◆ ASSIGNMENT
Scan the records below for the word "Talep" and give only the number of lines that hold it.

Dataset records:

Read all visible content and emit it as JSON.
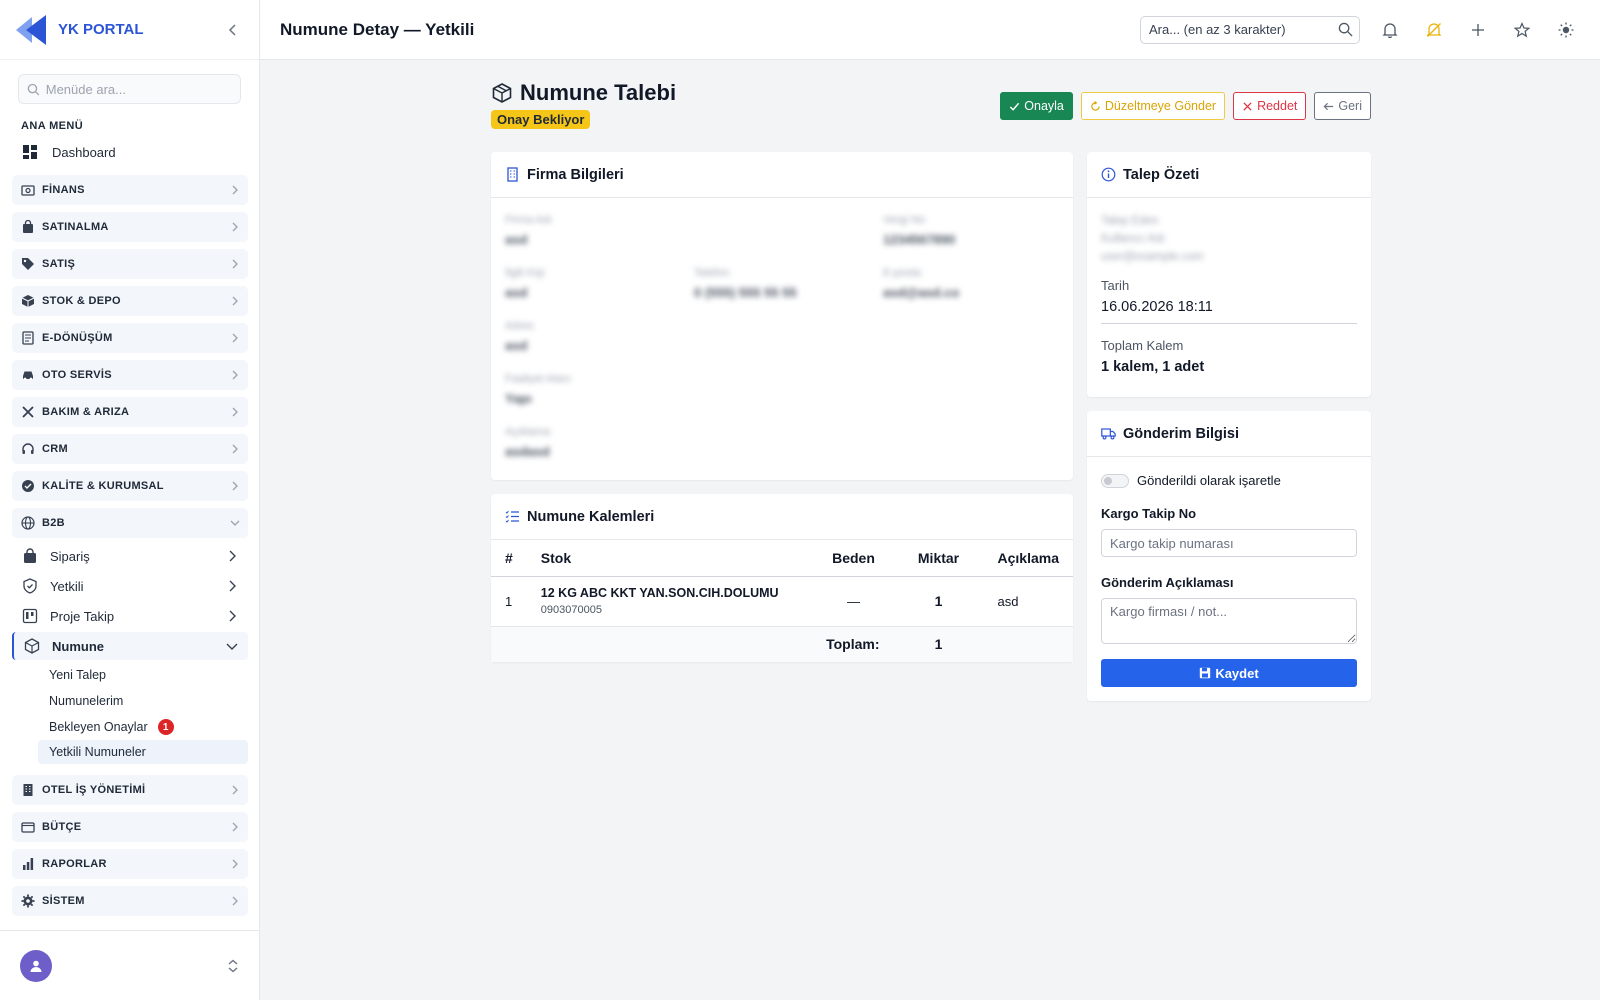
{
  "app": {
    "name": "YK PORTAL",
    "page_title": "Numune Detay — Yetkili"
  },
  "sidebar": {
    "search_placeholder": "Menüde ara...",
    "section_label": "ANA MENÜ",
    "dashboard": "Dashboard",
    "groups_top": [
      {
        "label": "FİNANS",
        "icon": "currency-icon"
      },
      {
        "label": "SATINALMA",
        "icon": "shopping-bag-icon"
      },
      {
        "label": "SATIŞ",
        "icon": "tag-icon"
      },
      {
        "label": "STOK & DEPO",
        "icon": "box-icon"
      },
      {
        "label": "E-DÖNÜŞÜM",
        "icon": "document-icon"
      },
      {
        "label": "OTO SERVİS",
        "icon": "car-icon"
      },
      {
        "label": "BAKIM & ARIZA",
        "icon": "tools-icon"
      },
      {
        "label": "CRM",
        "icon": "headset-icon"
      },
      {
        "label": "KALİTE & KURUMSAL",
        "icon": "badge-check-icon"
      },
      {
        "label": "B2B",
        "icon": "globe-icon"
      }
    ],
    "b2b_subs": [
      {
        "label": "Sipariş"
      },
      {
        "label": "Yetkili"
      },
      {
        "label": "Proje Takip"
      },
      {
        "label": "Numune"
      }
    ],
    "numune_leaves": [
      {
        "label": "Yeni Talep"
      },
      {
        "label": "Numunelerim"
      },
      {
        "label": "Bekleyen Onaylar",
        "badge": "1"
      },
      {
        "label": "Yetkili Numuneler"
      }
    ],
    "groups_bottom": [
      {
        "label": "OTEL İŞ YÖNETİMİ",
        "icon": "building-icon"
      },
      {
        "label": "BÜTÇE",
        "icon": "wallet-icon"
      },
      {
        "label": "RAPORLAR",
        "icon": "bar-chart-icon"
      },
      {
        "label": "SİSTEM",
        "icon": "gear-icon"
      }
    ]
  },
  "topbar": {
    "search_placeholder": "Ara... (en az 3 karakter)"
  },
  "page": {
    "title": "Numune Talebi",
    "status": "Onay Bekliyor",
    "actions": {
      "approve": "Onayla",
      "revise": "Düzeltmeye Gönder",
      "reject": "Reddet",
      "back": "Geri"
    }
  },
  "firma": {
    "header": "Firma Bilgileri",
    "fields": [
      {
        "label": "Firma Adı",
        "value": "asd"
      },
      {
        "label": "Vergi No",
        "value": "1234567890"
      },
      {
        "label": "İlgili Kişi",
        "value": "asd"
      },
      {
        "label": "Telefon",
        "value": "0 (555) 555 55 55"
      },
      {
        "label": "E-posta",
        "value": "asd@asd.co"
      },
      {
        "label": "Adres",
        "value": "asd"
      },
      {
        "label": "Faaliyet Alanı",
        "value": "Yapı"
      },
      {
        "label": "Açıklama",
        "value": "asdasd"
      }
    ]
  },
  "kalemler": {
    "header": "Numune Kalemleri",
    "columns": {
      "no": "#",
      "stock": "Stok",
      "size": "Beden",
      "qty": "Miktar",
      "desc": "Açıklama"
    },
    "rows": [
      {
        "no": "1",
        "name": "12 KG ABC KKT YAN.SON.CIH.DOLUMU",
        "code": "0903070005",
        "size": "—",
        "qty": "1",
        "desc": "asd"
      }
    ],
    "total_label": "Toplam:",
    "total_value": "1"
  },
  "summary": {
    "header": "Talep Özeti",
    "blurred": [
      "Talep Eden",
      "Kullanıcı Adı",
      "user@example.com"
    ],
    "date_label": "Tarih",
    "date_value": "16.06.2026 18:11",
    "items_label": "Toplam Kalem",
    "items_value": "1 kalem, 1 adet"
  },
  "shipping": {
    "header": "Gönderim Bilgisi",
    "toggle_label": "Gönderildi olarak işaretle",
    "tracking_label": "Kargo Takip No",
    "tracking_placeholder": "Kargo takip numarası",
    "note_label": "Gönderim Açıklaması",
    "note_placeholder": "Kargo firması / not...",
    "save": "Kaydet"
  },
  "colors": {
    "brand": "#2c55d6",
    "success": "#198754",
    "warning": "#f0c945",
    "danger": "#dc3545",
    "primary": "#2563eb",
    "badge": "#f5c518"
  }
}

◆ ANSWER SECTION
3